Data Focus

According to ASER 2021 report, also there was a steady rise in the number of students opting for private tuition

After a steep dip during the second wave of the pandemic, education inflation has been slowly rising. While inflation in the sector was a mere 0.63 per cent in April 2021, a year later, it rose to 4.12 per cent, with educational institutions reopening across the country. Experts think that this may go up further in the coming months, owing to returning to normalcy post-Covid and the increasing dependence on tuition.

CPI index on education (which includes educational services and items) started dipping since June 2020 as the country went in to severe lockdowns due to the pandemic. While it started increasing since May 2021, the rise wasn’t quite steep. It is also interesting to note that education inflation was quite high, around 10 per cent in 2012, which slipped subsequently, only to rise close to 9 per cent in 2019.

So, what drove the inflation in pre-pandemic times and what changed? Going by the National Sample Survey documents, increase in cost of primary and upper primary education was steeper — rising by 30.7 per cent and 27.5 per cent respectively between June 2014 and June 2018. The increase was comparatively lower for higher education. While graduate course fees saw a 5.8 per cent hike, the increase was 13.19 per cent for PG and higher courses. This was the period when the CPI inflation on education was rising.

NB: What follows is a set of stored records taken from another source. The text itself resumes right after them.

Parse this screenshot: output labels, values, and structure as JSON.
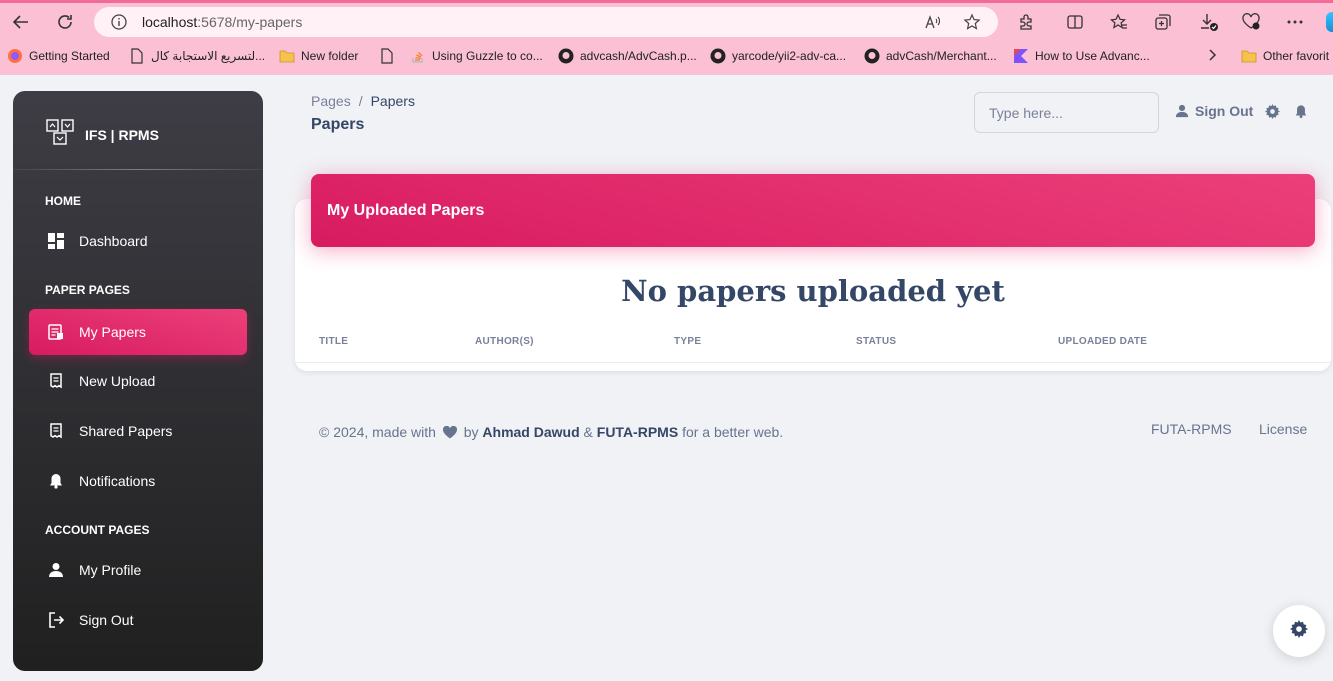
{
  "browser": {
    "url_host": "localhost",
    "url_rest": ":5678/my-papers",
    "bookmarks": [
      "Getting Started",
      "لتسريع الاستجابة كال...",
      "New folder",
      "Using Guzzle to co...",
      "advcash/AdvCash.p...",
      "yarcode/yii2-adv-ca...",
      "advCash/Merchant...",
      "How to Use Advanc...",
      "Other favorit"
    ]
  },
  "sidebar": {
    "brand": "IFS | RPMS",
    "sections": {
      "home": "HOME",
      "paper_pages": "PAPER PAGES",
      "account_pages": "ACCOUNT PAGES"
    },
    "items": [
      {
        "label": "Dashboard",
        "icon": "dashboard-icon"
      },
      {
        "label": "My Papers",
        "icon": "papers-icon",
        "active": true
      },
      {
        "label": "New Upload",
        "icon": "receipt-icon"
      },
      {
        "label": "Shared Papers",
        "icon": "receipt-icon"
      },
      {
        "label": "Notifications",
        "icon": "bell-icon"
      },
      {
        "label": "My Profile",
        "icon": "person-icon"
      },
      {
        "label": "Sign Out",
        "icon": "logout-icon"
      }
    ]
  },
  "header": {
    "breadcrumb_root": "Pages",
    "breadcrumb_current": "Papers",
    "page_title": "Papers",
    "search_placeholder": "Type here...",
    "sign_out": "Sign Out"
  },
  "card": {
    "title": "My Uploaded Papers",
    "empty_message": "No papers uploaded yet",
    "columns": [
      "TITLE",
      "AUTHOR(S)",
      "TYPE",
      "STATUS",
      "UPLOADED DATE"
    ]
  },
  "footer": {
    "prefix": "© 2024, made with",
    "by": "by",
    "author": "Ahmad Dawud",
    "amp": "&",
    "org": "FUTA-RPMS",
    "suffix": "for a better web.",
    "links": [
      "FUTA-RPMS",
      "License"
    ]
  },
  "colors": {
    "accent": "#e91e63",
    "sidebar_dark": "#202020",
    "text_dark": "#344767",
    "browser_chrome": "#fbc0d3"
  }
}
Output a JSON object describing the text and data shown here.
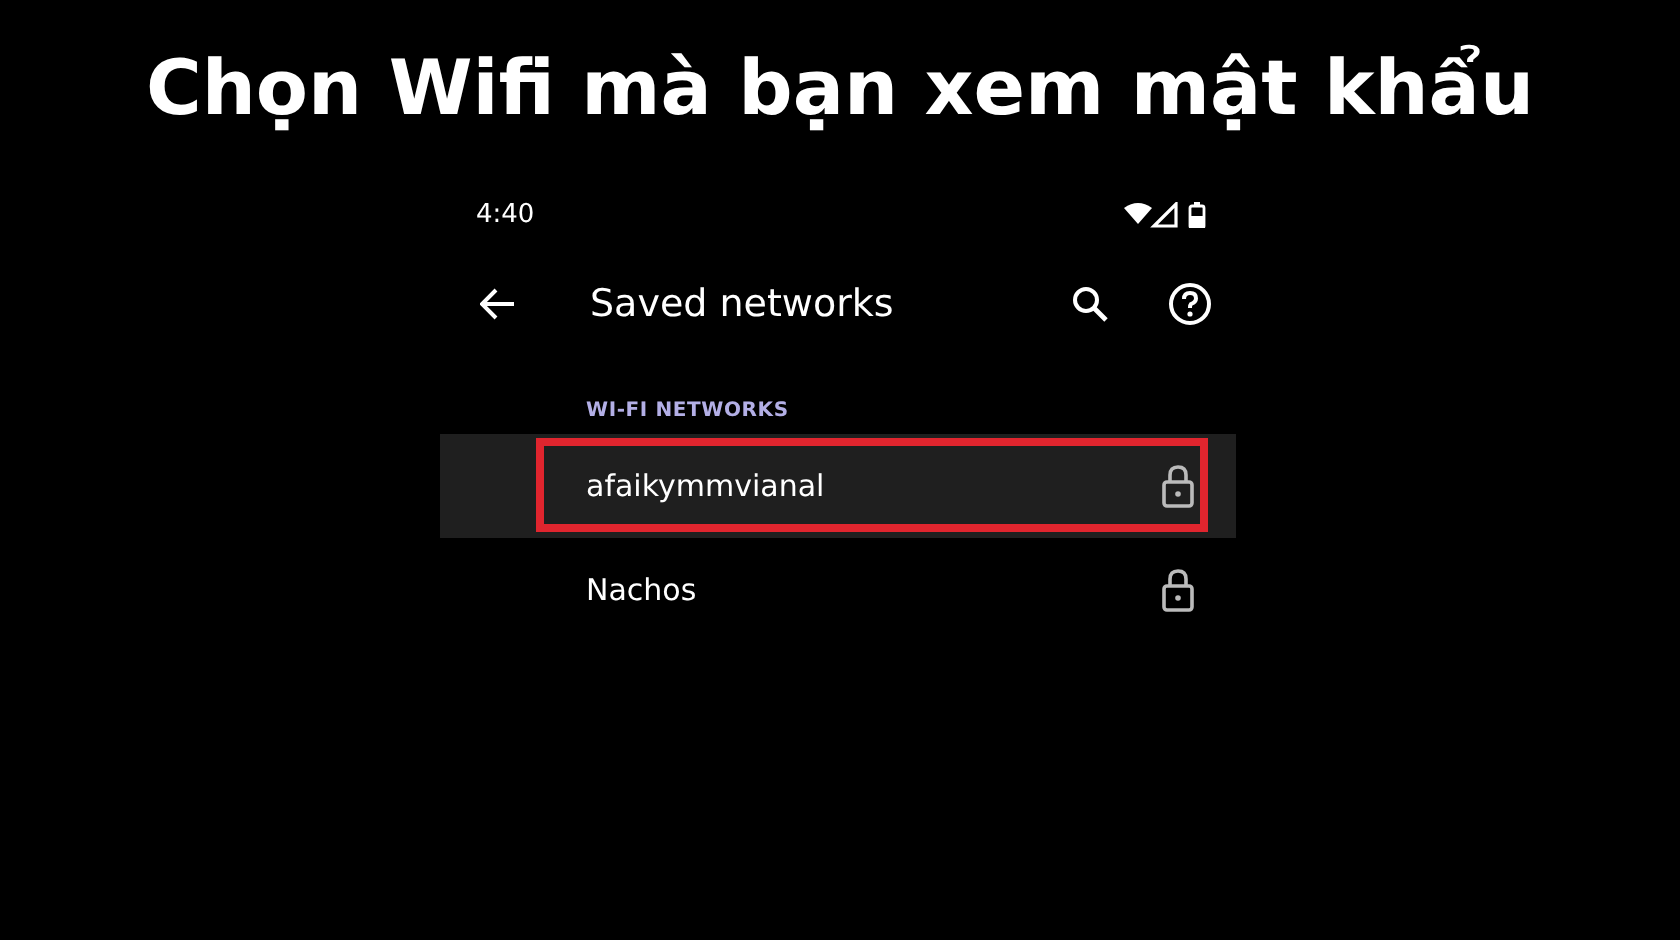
{
  "headline": "Chọn Wifi mà bạn xem mật khẩu",
  "status_bar": {
    "time": "4:40"
  },
  "toolbar": {
    "title": "Saved networks"
  },
  "section": {
    "title": "WI-FI NETWORKS"
  },
  "networks": [
    {
      "name": "afaikymmvianal",
      "selected": true
    },
    {
      "name": "Nachos",
      "selected": false
    }
  ]
}
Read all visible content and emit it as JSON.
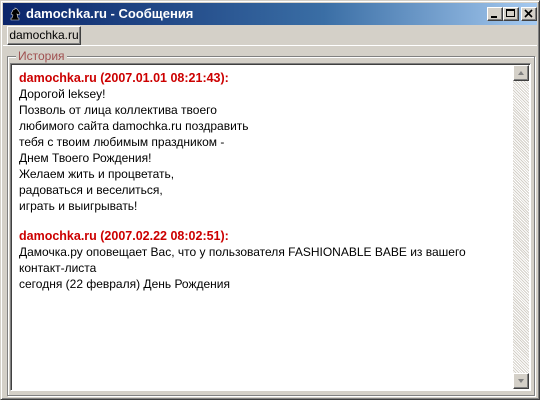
{
  "window": {
    "title": "damochka.ru - Сообщения",
    "icons": {
      "app": "chess-knight-icon",
      "minimize": "minimize-icon",
      "maximize": "maximize-icon",
      "close": "close-icon"
    }
  },
  "tabs": [
    {
      "label": "damochka.ru",
      "selected": true
    }
  ],
  "history": {
    "legend": "История",
    "messages": [
      {
        "header": "damochka.ru (2007.01.01 08:21:43):",
        "body": "Дорогой leksey!\nПозволь от лица коллектива твоего\nлюбимого сайта damochka.ru поздравить\nтебя с твоим любимым праздником -\nДнем Твоего Рождения!\nЖелаем жить и процветать,\nрадоваться и веселиться,\nиграть и выигрывать!"
      },
      {
        "header": "damochka.ru (2007.02.22 08:02:51):",
        "body": "Дамочка.ру оповещает Вас, что у пользователя FASHIONABLE BABE из вашего контакт-листа\nсегодня (22 февраля) День Рождения"
      }
    ]
  },
  "colors": {
    "titlebar_start": "#0a246a",
    "titlebar_end": "#a6caf0",
    "message_header": "#cc0000",
    "legend": "#a05050",
    "window_face": "#d4d0c8"
  }
}
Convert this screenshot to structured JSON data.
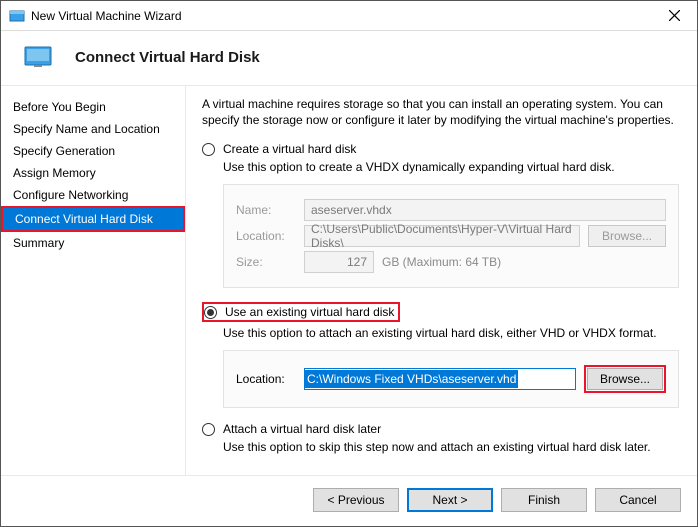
{
  "window": {
    "title": "New Virtual Machine Wizard"
  },
  "header": {
    "title": "Connect Virtual Hard Disk"
  },
  "sidebar": {
    "items": [
      {
        "label": "Before You Begin"
      },
      {
        "label": "Specify Name and Location"
      },
      {
        "label": "Specify Generation"
      },
      {
        "label": "Assign Memory"
      },
      {
        "label": "Configure Networking"
      },
      {
        "label": "Connect Virtual Hard Disk"
      },
      {
        "label": "Summary"
      }
    ]
  },
  "main": {
    "intro": "A virtual machine requires storage so that you can install an operating system. You can specify the storage now or configure it later by modifying the virtual machine's properties.",
    "opt1": {
      "label": "Create a virtual hard disk",
      "desc": "Use this option to create a VHDX dynamically expanding virtual hard disk.",
      "name_label": "Name:",
      "name_value": "aseserver.vhdx",
      "loc_label": "Location:",
      "loc_value": "C:\\Users\\Public\\Documents\\Hyper-V\\Virtual Hard Disks\\",
      "browse": "Browse...",
      "size_label": "Size:",
      "size_value": "127",
      "size_suffix": "GB (Maximum: 64 TB)"
    },
    "opt2": {
      "label": "Use an existing virtual hard disk",
      "desc": "Use this option to attach an existing virtual hard disk, either VHD or VHDX format.",
      "loc_label": "Location:",
      "loc_value": "C:\\Windows Fixed VHDs\\aseserver.vhd",
      "browse": "Browse..."
    },
    "opt3": {
      "label": "Attach a virtual hard disk later",
      "desc": "Use this option to skip this step now and attach an existing virtual hard disk later."
    }
  },
  "footer": {
    "previous": "< Previous",
    "next": "Next >",
    "finish": "Finish",
    "cancel": "Cancel"
  }
}
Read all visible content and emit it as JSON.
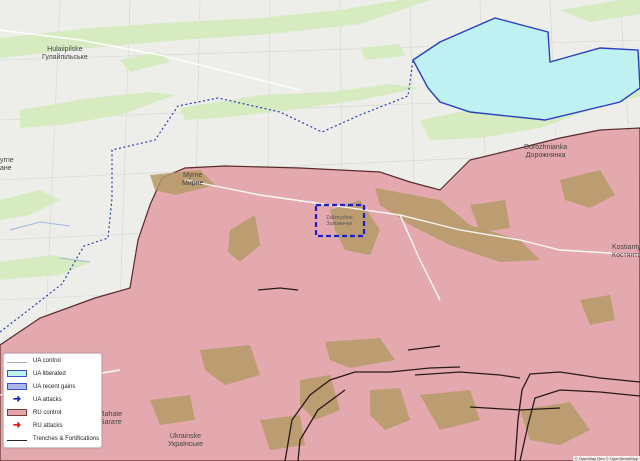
{
  "places": [
    {
      "id": "hulaipolske",
      "name": "Hulaiipilske",
      "name_local": "Гуляйпільське"
    },
    {
      "id": "myrne",
      "name": "Myrne",
      "name_local": "Мирне"
    },
    {
      "id": "dorozhnianka",
      "name": "Dorozhnianka",
      "name_local": "Дорожнянка"
    },
    {
      "id": "zaliznychne",
      "name": "Zaliznychne",
      "name_local": "Залізничне"
    },
    {
      "id": "kostiantynivka",
      "name": "Kostianty",
      "name_local": "Костянти"
    },
    {
      "id": "bahate",
      "name": "Bahate",
      "name_local": "Багате"
    },
    {
      "id": "ukrainske",
      "name": "Ukrainske",
      "name_local": "Українське"
    },
    {
      "id": "edge_left",
      "name": "yrne",
      "name_local": "ане"
    }
  ],
  "legend": [
    {
      "label": "UA control",
      "style": "line-gray"
    },
    {
      "label": "UA liberated",
      "style": "fill-cyan"
    },
    {
      "label": "UA recent gains",
      "style": "fill-blue"
    },
    {
      "label": "UA attacks",
      "style": "arrow-blue"
    },
    {
      "label": "RU control",
      "style": "fill-pink"
    },
    {
      "label": "RU attacks",
      "style": "arrow-red"
    },
    {
      "label": "Trenches & Fortifications",
      "style": "line-black"
    }
  ],
  "attribution": "© OpenMapTiles © OpenStreetMap",
  "colors": {
    "background": "#ededea",
    "ua_liberated": "#bff0f2",
    "ua_border": "#2a3fbf",
    "ru_control": "#e3a5ac",
    "ru_border": "#5a2b2b",
    "vegetation": "#d6ecc0",
    "terrain_brown": "#b59a66",
    "highlight_box": "#1b22c7"
  }
}
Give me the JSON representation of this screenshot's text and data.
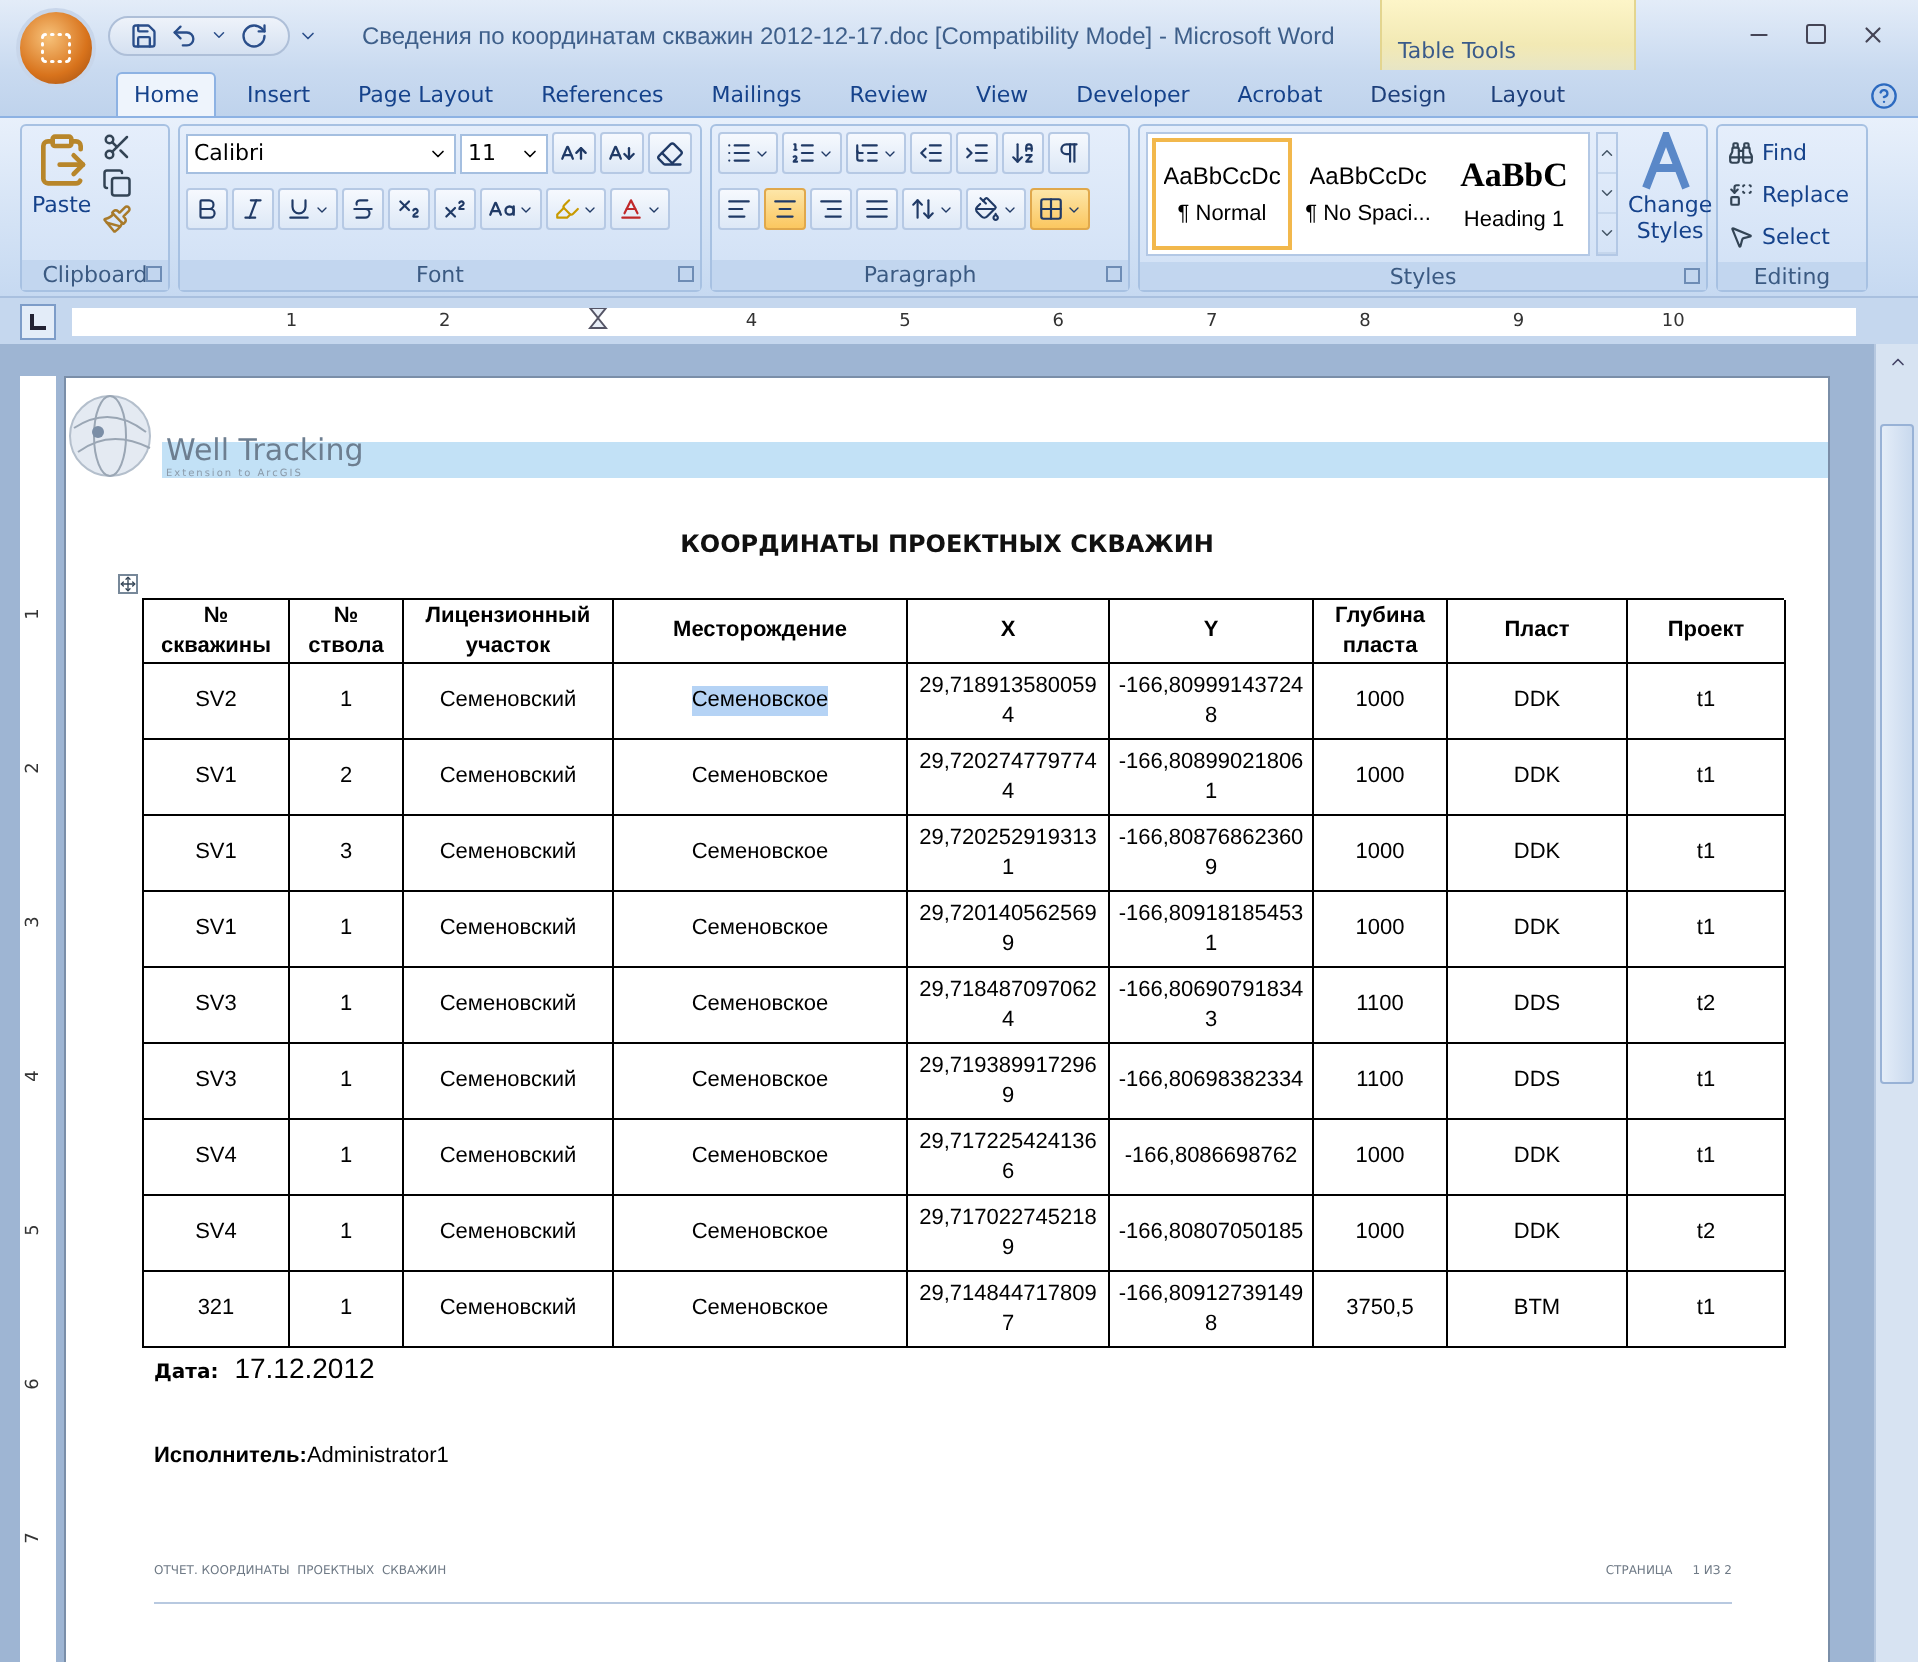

However, in 2020, right after the pandemic struck, almost all education institutions were closed for over a year. While some universities called back their researchers and master’s students after the first wave subsided, schools were reopened fully only in 2022. “While online classes were being conducted, schools did not charge a lot of additional fees (apart from tuition fees) from parents. They started charging those components only now,” notes Ramanand Nand, a former adviser at the Ministry of Education and the founder of a think tank Centre for Policy Research and Governance. Some States too had asked schools to only charge a portion of the original fees. At that time, students also didn’t opt for any other facilities relating to school. “Now that everything has come back to normal, the inflation in this sector is set to rise,” Nand notes.

At the same time, Pratham’s Annual Status of Education Report (ASER) 2021 shows a steady rise in the number of students opting for private tuition. While 28.6 per cent of the total number of school students in the country opted for tuition, it rose to 39.2 per cent in 2021. Over 41 per cent of high school students (Class IX and above) opt for tuition. It is observed that 37 per cent of primary school students (Class I and II) also depend on tuition

Published on June 10, 2022